[Data extracted from a collection]
Content starts

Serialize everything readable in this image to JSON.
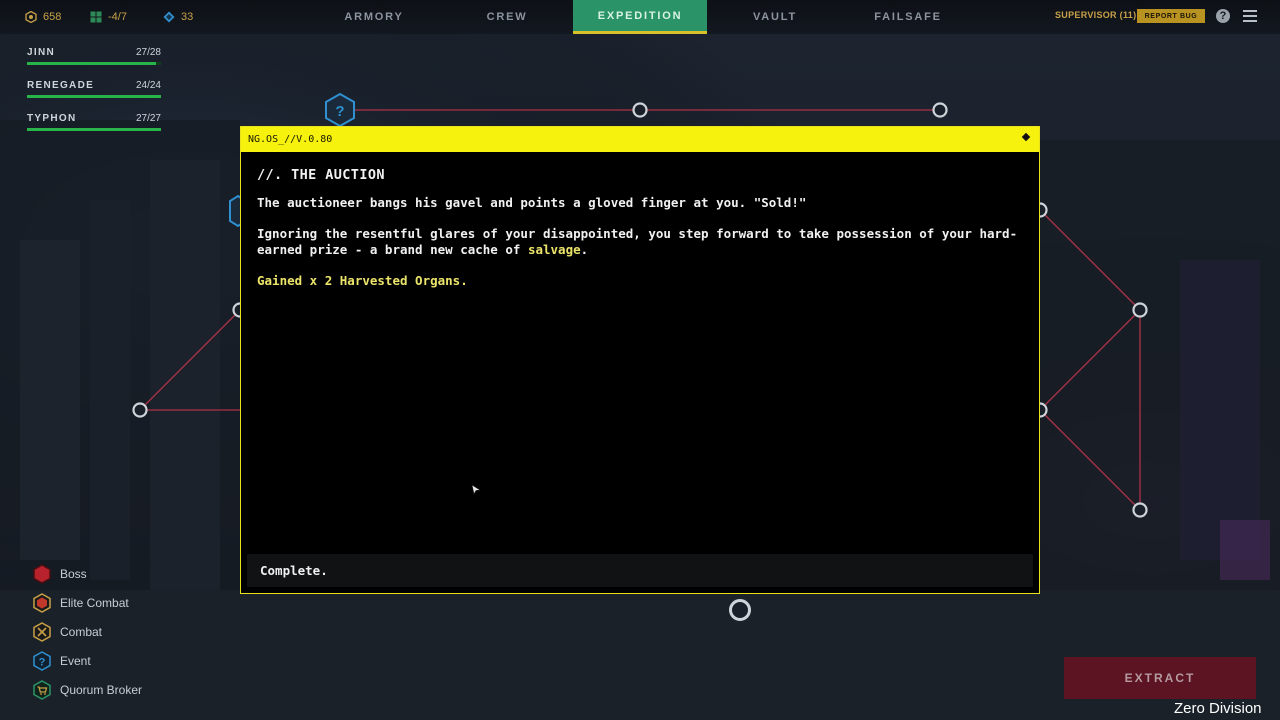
{
  "resources": [
    {
      "icon": "gear-coin-icon",
      "value": "658",
      "color": "#c7a048"
    },
    {
      "icon": "grid-icon",
      "value": "-4/7",
      "color": "#c7a048"
    },
    {
      "icon": "crystal-icon",
      "value": "33",
      "color": "#c7a048"
    }
  ],
  "nav": {
    "tabs": [
      "ARMORY",
      "CREW",
      "EXPEDITION",
      "VAULT",
      "FAILSAFE"
    ],
    "active": "EXPEDITION"
  },
  "header": {
    "supervisor": "SUPERVISOR (11)",
    "report_bug": "REPORT BUG",
    "help": "?"
  },
  "crew": [
    {
      "name": "JINN",
      "hp": "27/28",
      "fill": 0.964
    },
    {
      "name": "RENEGADE",
      "hp": "24/24",
      "fill": 1.0
    },
    {
      "name": "TYPHON",
      "hp": "27/27",
      "fill": 1.0
    }
  ],
  "legend": [
    {
      "label": "Boss",
      "icon": "boss-hex-icon",
      "color": "#b8222c"
    },
    {
      "label": "Elite Combat",
      "icon": "elite-combat-hex-icon",
      "color": "#c0392b"
    },
    {
      "label": "Combat",
      "icon": "crossed-swords-icon",
      "color": "#c7a048"
    },
    {
      "label": "Event",
      "icon": "question-hex-icon",
      "color": "#2f8fcf"
    },
    {
      "label": "Quorum Broker",
      "icon": "cart-icon",
      "color": "#c7a048"
    }
  ],
  "dialog": {
    "title": "NG.OS_//V.0.80",
    "event_title": "//. THE AUCTION",
    "para1": "The auctioneer bangs his gavel and points a gloved finger at you. \"Sold!\"",
    "para2_pre": "Ignoring the resentful glares of your disappointed, you step forward to take possession of your hard-earned prize - a brand new cache of ",
    "para2_highlight": "salvage",
    "para2_post": ".",
    "gain": "Gained x 2 Harvested Organs.",
    "complete": "Complete."
  },
  "extract": "EXTRACT",
  "watermark": "Zero Division",
  "colors": {
    "accent_yellow": "#f7f10e",
    "active_tab": "#2a9468",
    "map_line": "#c8354e",
    "extract_bg": "#5c1322"
  }
}
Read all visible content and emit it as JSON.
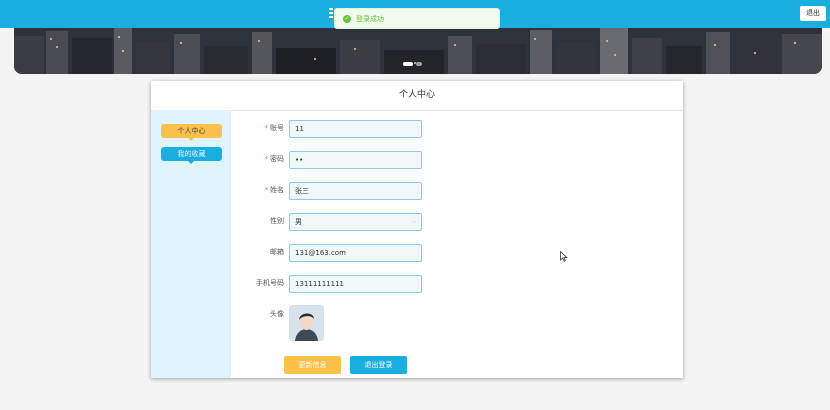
{
  "header": {
    "logout_label": "退出",
    "toast_text": "登录成功"
  },
  "profile": {
    "title": "个人中心",
    "sidebar": [
      "个人中心",
      "我的收藏"
    ],
    "fields": {
      "account": {
        "label": "账号",
        "value": "11"
      },
      "password": {
        "label": "密码",
        "value": "••"
      },
      "name": {
        "label": "姓名",
        "value": "张三"
      },
      "gender": {
        "label": "性别",
        "value": "男"
      },
      "email": {
        "label": "邮箱",
        "value": "131@163.com"
      },
      "phone": {
        "label": "手机号码",
        "value": "13111111111"
      },
      "avatar": {
        "label": "头像"
      }
    },
    "buttons": {
      "update": "更新信息",
      "logout": "退出登录"
    }
  },
  "colors": {
    "primary": "#1aaee0",
    "accent": "#fcc14b",
    "success": "#67c23a",
    "sidebar_bg": "#dff3fb"
  }
}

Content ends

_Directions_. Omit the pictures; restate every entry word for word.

_Answer for the task_.
Serialize everything readable in this image to JSON.
{
  "resources": [
    {
      "icon": "gear-coin-icon",
      "value": "658",
      "color": "#c7a048"
    },
    {
      "icon": "grid-icon",
      "value": "-4/7",
      "color": "#c7a048"
    },
    {
      "icon": "crystal-icon",
      "value": "33",
      "color": "#c7a048"
    }
  ],
  "nav": {
    "tabs": [
      "ARMORY",
      "CREW",
      "EXPEDITION",
      "VAULT",
      "FAILSAFE"
    ],
    "active": "EXPEDITION"
  },
  "header": {
    "supervisor": "SUPERVISOR (11)",
    "report_bug": "REPORT BUG",
    "help": "?"
  },
  "crew": [
    {
      "name": "JINN",
      "hp": "27/28",
      "fill": 0.964
    },
    {
      "name": "RENEGADE",
      "hp": "24/24",
      "fill": 1.0
    },
    {
      "name": "TYPHON",
      "hp": "27/27",
      "fill": 1.0
    }
  ],
  "legend": [
    {
      "label": "Boss",
      "icon": "boss-hex-icon",
      "color": "#b8222c"
    },
    {
      "label": "Elite Combat",
      "icon": "elite-combat-hex-icon",
      "color": "#c0392b"
    },
    {
      "label": "Combat",
      "icon": "crossed-swords-icon",
      "color": "#c7a048"
    },
    {
      "label": "Event",
      "icon": "question-hex-icon",
      "color": "#2f8fcf"
    },
    {
      "label": "Quorum Broker",
      "icon": "cart-icon",
      "color": "#c7a048"
    }
  ],
  "dialog": {
    "title": "NG.OS_//V.0.80",
    "event_title": "//. THE AUCTION",
    "para1": "The auctioneer bangs his gavel and points a gloved finger at you. \"Sold!\"",
    "para2_pre": "Ignoring the resentful glares of your disappointed, you step forward to take possession of your hard-earned prize - a brand new cache of ",
    "para2_highlight": "salvage",
    "para2_post": ".",
    "gain": "Gained x 2 Harvested Organs.",
    "complete": "Complete."
  },
  "extract": "EXTRACT",
  "watermark": "Zero Division",
  "colors": {
    "accent_yellow": "#f7f10e",
    "active_tab": "#2a9468",
    "map_line": "#c8354e",
    "extract_bg": "#5c1322"
  }
}
Read all visible content and emit it as JSON.
{
  "header": {
    "logout_label": "退出",
    "toast_text": "登录成功"
  },
  "profile": {
    "title": "个人中心",
    "sidebar": [
      "个人中心",
      "我的收藏"
    ],
    "fields": {
      "account": {
        "label": "账号",
        "value": "11"
      },
      "password": {
        "label": "密码",
        "value": "••"
      },
      "name": {
        "label": "姓名",
        "value": "张三"
      },
      "gender": {
        "label": "性别",
        "value": "男"
      },
      "email": {
        "label": "邮箱",
        "value": "131@163.com"
      },
      "phone": {
        "label": "手机号码",
        "value": "13111111111"
      },
      "avatar": {
        "label": "头像"
      }
    },
    "buttons": {
      "update": "更新信息",
      "logout": "退出登录"
    }
  },
  "colors": {
    "primary": "#1aaee0",
    "accent": "#fcc14b",
    "success": "#67c23a",
    "sidebar_bg": "#dff3fb"
  }
}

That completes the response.